= Recorded information =
┌──
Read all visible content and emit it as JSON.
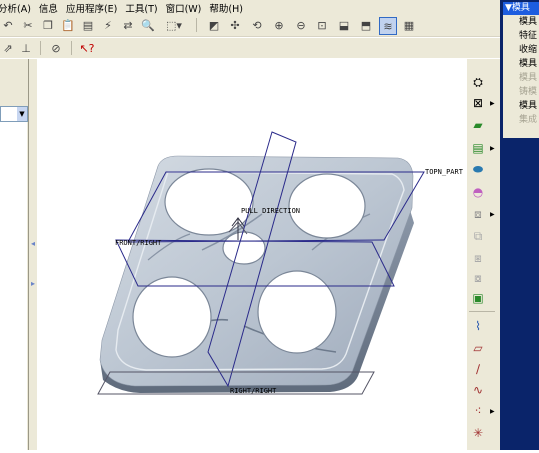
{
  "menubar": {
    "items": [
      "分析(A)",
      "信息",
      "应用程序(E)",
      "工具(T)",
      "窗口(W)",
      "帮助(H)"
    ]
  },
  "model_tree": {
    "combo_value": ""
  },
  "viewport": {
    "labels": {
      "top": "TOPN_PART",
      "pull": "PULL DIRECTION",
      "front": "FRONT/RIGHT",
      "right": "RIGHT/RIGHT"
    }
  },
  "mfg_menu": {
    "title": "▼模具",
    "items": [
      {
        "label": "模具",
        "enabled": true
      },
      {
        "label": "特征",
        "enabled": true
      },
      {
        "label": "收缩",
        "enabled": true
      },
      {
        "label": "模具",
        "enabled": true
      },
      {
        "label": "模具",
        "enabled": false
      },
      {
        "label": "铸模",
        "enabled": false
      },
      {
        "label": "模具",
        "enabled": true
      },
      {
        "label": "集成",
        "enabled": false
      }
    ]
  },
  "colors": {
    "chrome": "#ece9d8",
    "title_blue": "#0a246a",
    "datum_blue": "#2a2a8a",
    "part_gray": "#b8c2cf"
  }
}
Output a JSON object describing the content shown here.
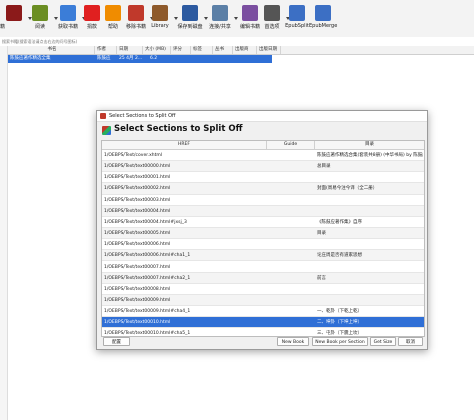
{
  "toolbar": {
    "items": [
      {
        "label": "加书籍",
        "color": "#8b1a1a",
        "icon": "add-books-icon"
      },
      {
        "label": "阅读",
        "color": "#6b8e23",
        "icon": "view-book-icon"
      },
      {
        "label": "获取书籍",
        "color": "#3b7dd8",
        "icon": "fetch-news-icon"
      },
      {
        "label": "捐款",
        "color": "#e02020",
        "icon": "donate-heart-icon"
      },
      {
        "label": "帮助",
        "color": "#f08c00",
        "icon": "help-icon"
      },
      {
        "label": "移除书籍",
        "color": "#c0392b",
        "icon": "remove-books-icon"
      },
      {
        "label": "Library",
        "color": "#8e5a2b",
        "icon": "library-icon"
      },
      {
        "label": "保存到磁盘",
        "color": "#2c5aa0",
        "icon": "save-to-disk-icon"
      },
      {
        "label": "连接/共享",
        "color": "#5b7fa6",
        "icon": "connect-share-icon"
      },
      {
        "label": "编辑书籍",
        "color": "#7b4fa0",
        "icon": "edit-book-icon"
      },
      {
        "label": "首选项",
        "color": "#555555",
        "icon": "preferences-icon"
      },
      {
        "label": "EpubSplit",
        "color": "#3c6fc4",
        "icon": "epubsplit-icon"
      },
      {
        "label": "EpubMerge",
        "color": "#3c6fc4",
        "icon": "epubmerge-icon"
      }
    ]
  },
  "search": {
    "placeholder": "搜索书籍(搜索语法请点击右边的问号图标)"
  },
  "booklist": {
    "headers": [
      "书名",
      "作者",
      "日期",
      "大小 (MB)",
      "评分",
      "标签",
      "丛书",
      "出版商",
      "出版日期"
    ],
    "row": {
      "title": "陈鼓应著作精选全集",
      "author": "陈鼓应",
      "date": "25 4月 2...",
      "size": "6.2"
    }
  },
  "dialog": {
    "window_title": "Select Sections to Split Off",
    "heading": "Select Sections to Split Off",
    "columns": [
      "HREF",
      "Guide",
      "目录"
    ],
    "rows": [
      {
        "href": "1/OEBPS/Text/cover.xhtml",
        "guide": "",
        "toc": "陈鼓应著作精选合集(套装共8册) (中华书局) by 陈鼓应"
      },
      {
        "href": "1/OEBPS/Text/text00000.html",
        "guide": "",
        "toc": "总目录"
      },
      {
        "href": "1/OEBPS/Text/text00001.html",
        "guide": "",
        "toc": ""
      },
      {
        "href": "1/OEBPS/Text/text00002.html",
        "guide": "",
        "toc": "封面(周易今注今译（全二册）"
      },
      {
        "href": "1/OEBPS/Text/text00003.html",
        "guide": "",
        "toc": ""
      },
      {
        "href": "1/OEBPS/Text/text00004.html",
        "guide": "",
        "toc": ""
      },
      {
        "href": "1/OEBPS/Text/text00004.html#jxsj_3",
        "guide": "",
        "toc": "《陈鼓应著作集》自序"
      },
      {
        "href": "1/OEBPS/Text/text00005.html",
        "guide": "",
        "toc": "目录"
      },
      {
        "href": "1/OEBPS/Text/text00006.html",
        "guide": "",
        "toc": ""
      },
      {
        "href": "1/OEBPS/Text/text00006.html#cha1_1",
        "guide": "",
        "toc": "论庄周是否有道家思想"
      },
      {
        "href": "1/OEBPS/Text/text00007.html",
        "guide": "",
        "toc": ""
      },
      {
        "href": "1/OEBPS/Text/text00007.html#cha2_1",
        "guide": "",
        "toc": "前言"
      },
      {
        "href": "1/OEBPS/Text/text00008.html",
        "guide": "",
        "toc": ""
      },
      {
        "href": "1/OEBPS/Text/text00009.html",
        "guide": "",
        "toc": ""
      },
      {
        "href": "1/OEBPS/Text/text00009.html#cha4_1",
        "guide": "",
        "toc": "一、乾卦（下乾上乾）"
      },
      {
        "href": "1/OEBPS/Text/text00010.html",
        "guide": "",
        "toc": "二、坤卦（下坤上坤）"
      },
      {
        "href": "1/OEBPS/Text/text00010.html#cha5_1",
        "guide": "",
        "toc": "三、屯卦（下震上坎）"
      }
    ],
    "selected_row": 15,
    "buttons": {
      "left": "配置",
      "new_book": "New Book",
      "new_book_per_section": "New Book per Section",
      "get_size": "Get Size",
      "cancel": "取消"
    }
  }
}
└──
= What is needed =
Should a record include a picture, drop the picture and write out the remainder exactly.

= Expected answer =
Read all visible content and emit it as JSON.
{
  "menubar": {
    "items": [
      "分析(A)",
      "信息",
      "应用程序(E)",
      "工具(T)",
      "窗口(W)",
      "帮助(H)"
    ]
  },
  "model_tree": {
    "combo_value": ""
  },
  "viewport": {
    "labels": {
      "top": "TOPN_PART",
      "pull": "PULL DIRECTION",
      "front": "FRONT/RIGHT",
      "right": "RIGHT/RIGHT"
    }
  },
  "mfg_menu": {
    "title": "▼模具",
    "items": [
      {
        "label": "模具",
        "enabled": true
      },
      {
        "label": "特征",
        "enabled": true
      },
      {
        "label": "收缩",
        "enabled": true
      },
      {
        "label": "模具",
        "enabled": true
      },
      {
        "label": "模具",
        "enabled": false
      },
      {
        "label": "铸模",
        "enabled": false
      },
      {
        "label": "模具",
        "enabled": true
      },
      {
        "label": "集成",
        "enabled": false
      }
    ]
  },
  "colors": {
    "chrome": "#ece9d8",
    "title_blue": "#0a246a",
    "datum_blue": "#2a2a8a",
    "part_gray": "#b8c2cf"
  }
}
Output a JSON object describing the content shown here.
{
  "toolbar": {
    "items": [
      {
        "label": "加书籍",
        "color": "#8b1a1a",
        "icon": "add-books-icon"
      },
      {
        "label": "阅读",
        "color": "#6b8e23",
        "icon": "view-book-icon"
      },
      {
        "label": "获取书籍",
        "color": "#3b7dd8",
        "icon": "fetch-news-icon"
      },
      {
        "label": "捐款",
        "color": "#e02020",
        "icon": "donate-heart-icon"
      },
      {
        "label": "帮助",
        "color": "#f08c00",
        "icon": "help-icon"
      },
      {
        "label": "移除书籍",
        "color": "#c0392b",
        "icon": "remove-books-icon"
      },
      {
        "label": "Library",
        "color": "#8e5a2b",
        "icon": "library-icon"
      },
      {
        "label": "保存到磁盘",
        "color": "#2c5aa0",
        "icon": "save-to-disk-icon"
      },
      {
        "label": "连接/共享",
        "color": "#5b7fa6",
        "icon": "connect-share-icon"
      },
      {
        "label": "编辑书籍",
        "color": "#7b4fa0",
        "icon": "edit-book-icon"
      },
      {
        "label": "首选项",
        "color": "#555555",
        "icon": "preferences-icon"
      },
      {
        "label": "EpubSplit",
        "color": "#3c6fc4",
        "icon": "epubsplit-icon"
      },
      {
        "label": "EpubMerge",
        "color": "#3c6fc4",
        "icon": "epubmerge-icon"
      }
    ]
  },
  "search": {
    "placeholder": "搜索书籍(搜索语法请点击右边的问号图标)"
  },
  "booklist": {
    "headers": [
      "书名",
      "作者",
      "日期",
      "大小 (MB)",
      "评分",
      "标签",
      "丛书",
      "出版商",
      "出版日期"
    ],
    "row": {
      "title": "陈鼓应著作精选全集",
      "author": "陈鼓应",
      "date": "25 4月 2...",
      "size": "6.2"
    }
  },
  "dialog": {
    "window_title": "Select Sections to Split Off",
    "heading": "Select Sections to Split Off",
    "columns": [
      "HREF",
      "Guide",
      "目录"
    ],
    "rows": [
      {
        "href": "1/OEBPS/Text/cover.xhtml",
        "guide": "",
        "toc": "陈鼓应著作精选合集(套装共8册) (中华书局) by 陈鼓应"
      },
      {
        "href": "1/OEBPS/Text/text00000.html",
        "guide": "",
        "toc": "总目录"
      },
      {
        "href": "1/OEBPS/Text/text00001.html",
        "guide": "",
        "toc": ""
      },
      {
        "href": "1/OEBPS/Text/text00002.html",
        "guide": "",
        "toc": "封面(周易今注今译（全二册）"
      },
      {
        "href": "1/OEBPS/Text/text00003.html",
        "guide": "",
        "toc": ""
      },
      {
        "href": "1/OEBPS/Text/text00004.html",
        "guide": "",
        "toc": ""
      },
      {
        "href": "1/OEBPS/Text/text00004.html#jxsj_3",
        "guide": "",
        "toc": "《陈鼓应著作集》自序"
      },
      {
        "href": "1/OEBPS/Text/text00005.html",
        "guide": "",
        "toc": "目录"
      },
      {
        "href": "1/OEBPS/Text/text00006.html",
        "guide": "",
        "toc": ""
      },
      {
        "href": "1/OEBPS/Text/text00006.html#cha1_1",
        "guide": "",
        "toc": "论庄周是否有道家思想"
      },
      {
        "href": "1/OEBPS/Text/text00007.html",
        "guide": "",
        "toc": ""
      },
      {
        "href": "1/OEBPS/Text/text00007.html#cha2_1",
        "guide": "",
        "toc": "前言"
      },
      {
        "href": "1/OEBPS/Text/text00008.html",
        "guide": "",
        "toc": ""
      },
      {
        "href": "1/OEBPS/Text/text00009.html",
        "guide": "",
        "toc": ""
      },
      {
        "href": "1/OEBPS/Text/text00009.html#cha4_1",
        "guide": "",
        "toc": "一、乾卦（下乾上乾）"
      },
      {
        "href": "1/OEBPS/Text/text00010.html",
        "guide": "",
        "toc": "二、坤卦（下坤上坤）"
      },
      {
        "href": "1/OEBPS/Text/text00010.html#cha5_1",
        "guide": "",
        "toc": "三、屯卦（下震上坎）"
      }
    ],
    "selected_row": 15,
    "buttons": {
      "left": "配置",
      "new_book": "New Book",
      "new_book_per_section": "New Book per Section",
      "get_size": "Get Size",
      "cancel": "取消"
    }
  }
}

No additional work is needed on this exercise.